Key acquisitions set to trigger consolidation in portal software market.
SAPs planned $400 million buyout of TopTier Software is the latest in a flurry of acquisitions to kick off consolidation within the enterprise portal software market. "Its a shopping center out there," says Mark Wesker, president and COO of Sequoia Software. Wesker speaks from first-hand knowledge, because Sequoia is positioned to be acquired by Citrix Systems in a $180 million deal.
Signs of consolidation have been in the works in this sector. Divine Inc., formerly divine inter- Ventures, announced in February its intentions to buy SageMaker to complement a portfolio of companies offering enterprise information portal solutions.
Portals are gaining new buzz lately and defining them is not easy. Enterprise portals "pump through all the information you need from both the Internet and the enterprise, in a personalized way," says Paul Connolly, Sybases VP of strategic marketing.
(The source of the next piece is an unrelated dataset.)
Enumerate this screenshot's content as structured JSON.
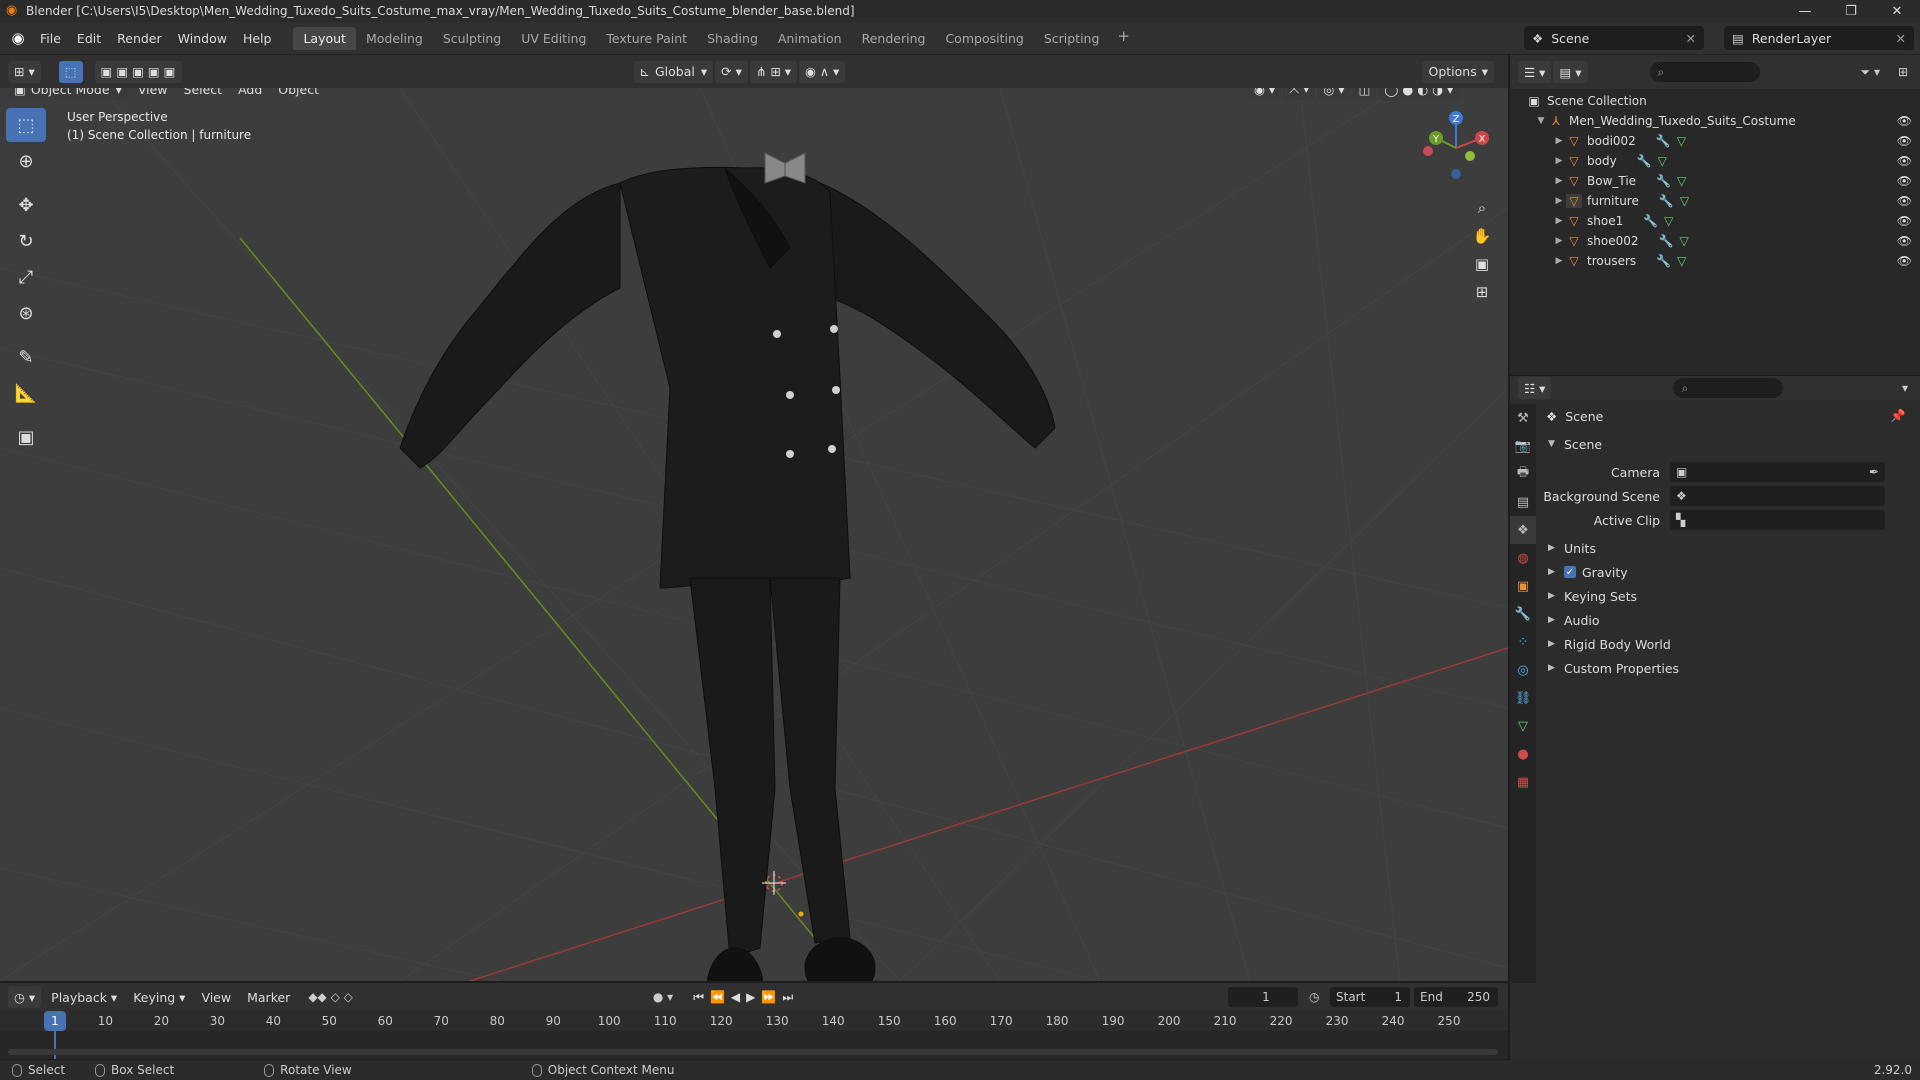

Smaller portal software firms are in a good spot to be acquired by larger companies that can offer deep pockets and well-groomed distribution channels. In turn, larger enterprise software companies are under mounting pressures to broaden their own product lineups.
"If you dont have the capability for an enterprise portal, youre simply not going to survive in enterprise software," says Connolly.
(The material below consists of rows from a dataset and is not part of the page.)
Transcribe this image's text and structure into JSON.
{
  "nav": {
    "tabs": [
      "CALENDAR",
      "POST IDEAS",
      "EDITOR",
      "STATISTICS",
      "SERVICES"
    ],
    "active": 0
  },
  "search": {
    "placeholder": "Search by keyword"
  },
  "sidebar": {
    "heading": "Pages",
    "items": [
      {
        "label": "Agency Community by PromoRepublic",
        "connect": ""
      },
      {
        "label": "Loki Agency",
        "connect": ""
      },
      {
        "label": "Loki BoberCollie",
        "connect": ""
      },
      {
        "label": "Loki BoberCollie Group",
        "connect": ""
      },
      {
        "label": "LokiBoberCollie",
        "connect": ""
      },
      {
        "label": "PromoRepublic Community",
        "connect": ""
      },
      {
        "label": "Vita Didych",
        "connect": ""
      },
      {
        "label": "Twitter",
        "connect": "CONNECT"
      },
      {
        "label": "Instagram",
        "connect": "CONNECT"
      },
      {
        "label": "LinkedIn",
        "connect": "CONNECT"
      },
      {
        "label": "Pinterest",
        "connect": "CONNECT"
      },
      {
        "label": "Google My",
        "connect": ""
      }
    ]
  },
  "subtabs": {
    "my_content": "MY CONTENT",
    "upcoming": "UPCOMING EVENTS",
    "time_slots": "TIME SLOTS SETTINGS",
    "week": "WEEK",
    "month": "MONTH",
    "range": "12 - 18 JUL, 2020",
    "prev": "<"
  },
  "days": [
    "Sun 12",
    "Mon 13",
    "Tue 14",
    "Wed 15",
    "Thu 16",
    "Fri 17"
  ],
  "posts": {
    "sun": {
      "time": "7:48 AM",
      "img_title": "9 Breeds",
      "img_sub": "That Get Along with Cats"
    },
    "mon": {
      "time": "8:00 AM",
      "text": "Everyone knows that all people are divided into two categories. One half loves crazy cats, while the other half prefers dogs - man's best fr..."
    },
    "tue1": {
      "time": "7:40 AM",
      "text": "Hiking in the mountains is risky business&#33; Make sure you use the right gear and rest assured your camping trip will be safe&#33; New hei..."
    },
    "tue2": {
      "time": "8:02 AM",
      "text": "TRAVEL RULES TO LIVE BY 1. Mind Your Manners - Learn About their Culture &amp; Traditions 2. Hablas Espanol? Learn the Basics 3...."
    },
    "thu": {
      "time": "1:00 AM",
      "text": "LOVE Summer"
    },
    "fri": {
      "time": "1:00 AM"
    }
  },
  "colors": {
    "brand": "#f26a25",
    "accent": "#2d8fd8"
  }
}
SAPs acquisition motives are simple. "It was not a question that we should buy a software company just to beef up development. It was only a question that we should buy TopTier," says Hasso Plattner, co-chairman of SAP.
The consolidation in the crowded portal software space is being sped up by the economic slowdown and the dwindling availability of venture capital funds, says Hadley Reynolds, analyst with The Delphi Group.
Dean Alms, co-president of Groundswell, a portal integrator, says SAPs move takes Top Tier out of the running and speeds up consolidation in the portal arena.
The smaller portal ISVs say that buyers are an attractive consideration. TopTier CEO Shai Agassi cites the "power and big stick" of SAP.
SAPs new portals subsidiary, combining Top Tier and SAP staffers, will generate 90 percent of its revenues through partner channels, says Klaus Kreplin, SAPs senior VP for business intelligence and workplace.
For their part, channel partners will get another product to sell, although implementing a portal isnt easy, experts say.
Overall, smart ISVs are getting primped for all sorts of potential suitors. "Smaller portal software companies will either die on the vine or be acquired," says Sybases Connolly.